What is anemia? When your red blood cell count falls too low, your blood may not contain as much oxygen as you need, potentially a symptom of numerous health problems
What is anemia?
Your body needs oxygen to function. Normally, it is carried from your lungs to other parts of your body through a protein in red blood cells called hemoglobin. If your red blood count is low, you have anemia.
An estimated third of the world’s population is anemic, usually because of an iron deficiency. A multi-vitamin with iron might be what you need, but it’s important to check for underlying causes. Anemia can be a sign of an illness like endometriosis, or malaria. In the United States, pregnant women, menstruating girls, and people with inflammatory bowel disease need to be especially aware of the risk of anemia.
Your body must keep creating red blood cells, which die after about 120 days. Anemia could be caused either by a problem that makes you lose red blood cells or slows production. The result is that the your body does not replace red blood cells when they die.
Production often drops because you aren’t eating enough iron, vitamin B-12, or folate. Failures of the kidneys or thyroid could also be a cause.
You could be losing cells because of bleeding from endometriosis, accidents, childbirth, surgery, scars on the liver or within bone marrow, genetic disorders, and other issues.
Nearly half of all cases are caused by a shortage of iron, which is more common in women who are menstruating or pregnant. According to the National Institutes of Health, men need 8 mg of iron a day and women need 18 mg until the age of 50, when they also need 8. During pregnancy, a woman needs 27 mg. You can get iron from red meat, dark turkey meat, chicken and beef liver, seafood, fortified cereals, oatmeal, lentils, beans, and spinach.
Shortages of folate and B-12 can also cause anemia. The easiest way to make sure you’re not short of any of these nutrients, especially if you’re a menstruating woman, is to take a supplement.
Do you often feel cold? Are you lightheaded, tired, or constipated? Do you get cravings for odd things like ice? People with anemia may have pale skin, an increased heart rate, a heart murmur, brittle nails, chest pains, shortness of breath, a painful tongue, or, in severe cases, faint.

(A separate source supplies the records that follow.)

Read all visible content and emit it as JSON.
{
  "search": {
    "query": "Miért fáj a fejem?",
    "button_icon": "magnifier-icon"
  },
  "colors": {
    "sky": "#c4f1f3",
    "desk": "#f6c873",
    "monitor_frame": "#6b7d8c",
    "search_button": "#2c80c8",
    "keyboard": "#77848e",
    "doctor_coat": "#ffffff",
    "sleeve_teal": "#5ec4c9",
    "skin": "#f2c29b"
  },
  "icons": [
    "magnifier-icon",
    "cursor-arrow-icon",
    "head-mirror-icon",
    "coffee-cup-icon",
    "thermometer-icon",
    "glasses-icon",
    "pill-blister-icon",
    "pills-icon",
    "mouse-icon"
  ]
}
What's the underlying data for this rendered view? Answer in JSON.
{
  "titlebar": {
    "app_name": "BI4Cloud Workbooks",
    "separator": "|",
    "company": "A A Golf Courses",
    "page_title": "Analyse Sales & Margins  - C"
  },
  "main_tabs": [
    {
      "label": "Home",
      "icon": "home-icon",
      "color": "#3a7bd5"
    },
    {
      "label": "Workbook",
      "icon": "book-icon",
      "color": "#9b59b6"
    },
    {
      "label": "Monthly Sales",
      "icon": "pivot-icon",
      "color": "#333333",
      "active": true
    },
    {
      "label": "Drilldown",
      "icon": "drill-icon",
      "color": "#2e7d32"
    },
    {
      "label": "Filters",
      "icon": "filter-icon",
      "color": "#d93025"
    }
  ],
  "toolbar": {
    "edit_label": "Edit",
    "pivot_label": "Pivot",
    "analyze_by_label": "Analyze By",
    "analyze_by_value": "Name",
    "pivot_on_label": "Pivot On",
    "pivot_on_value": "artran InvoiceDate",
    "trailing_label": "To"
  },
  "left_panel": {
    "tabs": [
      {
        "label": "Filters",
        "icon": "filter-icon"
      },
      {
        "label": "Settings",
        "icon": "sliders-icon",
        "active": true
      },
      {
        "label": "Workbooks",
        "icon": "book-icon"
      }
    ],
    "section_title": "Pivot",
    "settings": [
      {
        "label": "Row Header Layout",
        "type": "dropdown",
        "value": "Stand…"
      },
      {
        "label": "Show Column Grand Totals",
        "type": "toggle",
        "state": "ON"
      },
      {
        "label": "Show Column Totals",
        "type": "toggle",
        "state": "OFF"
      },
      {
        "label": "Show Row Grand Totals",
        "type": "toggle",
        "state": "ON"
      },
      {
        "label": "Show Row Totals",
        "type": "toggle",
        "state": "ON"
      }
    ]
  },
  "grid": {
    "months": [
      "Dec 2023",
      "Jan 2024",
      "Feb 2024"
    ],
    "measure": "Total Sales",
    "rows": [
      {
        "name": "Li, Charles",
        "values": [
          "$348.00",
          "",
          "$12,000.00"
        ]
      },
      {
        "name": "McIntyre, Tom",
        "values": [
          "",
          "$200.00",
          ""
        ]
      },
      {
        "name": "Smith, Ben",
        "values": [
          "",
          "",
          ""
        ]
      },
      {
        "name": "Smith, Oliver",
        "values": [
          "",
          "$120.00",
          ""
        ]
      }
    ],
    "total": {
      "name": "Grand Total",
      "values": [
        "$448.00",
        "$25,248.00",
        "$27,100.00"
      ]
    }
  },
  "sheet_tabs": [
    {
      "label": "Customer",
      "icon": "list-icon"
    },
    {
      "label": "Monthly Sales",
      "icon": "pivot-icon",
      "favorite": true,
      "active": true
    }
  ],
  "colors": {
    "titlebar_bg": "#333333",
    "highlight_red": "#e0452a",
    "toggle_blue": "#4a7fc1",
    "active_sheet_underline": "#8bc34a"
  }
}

Seek immediate care if you have chest pains or faint.
If your doctors suspect anemia, they will order lab tests, including the CBC blood test that shows the number and size of the red blood cells and tests to see your iron, folic acid, and vitamin B-12 blood levels. You might also need a test for blood in your stool, which could be caused by stomach ulcers, colitis or colon cancer. The lost blood could trigger anemia.
If you do have anemia, other tests may be necessary to pin down the underlying cause.
Certain kinds of anemia have specific symptoms.
- Aplastic anemia: This can cause fever, frequent infections, and skin rashes.
- Folic acid deficiency anemia: This can cause irritability, diarrhea, and a smooth tongue.
- Hemolytic anemia: This can cause jaundice, dark urine, a fever, and abdominal pain.
- Sickle cell anemia: This problem, often inherited among African Americans, can cause painful swelling in the feet and hands, as well as fatigue and jaundice.
Your treatment will depend on the cause. You might do fine with supplements, or you may need B-12 injections or changes in your diet. You may need treatment for an underlying cause. In severe cases, you may need a blood transfusion.
August 14, 2020
Janet O’Dell, RN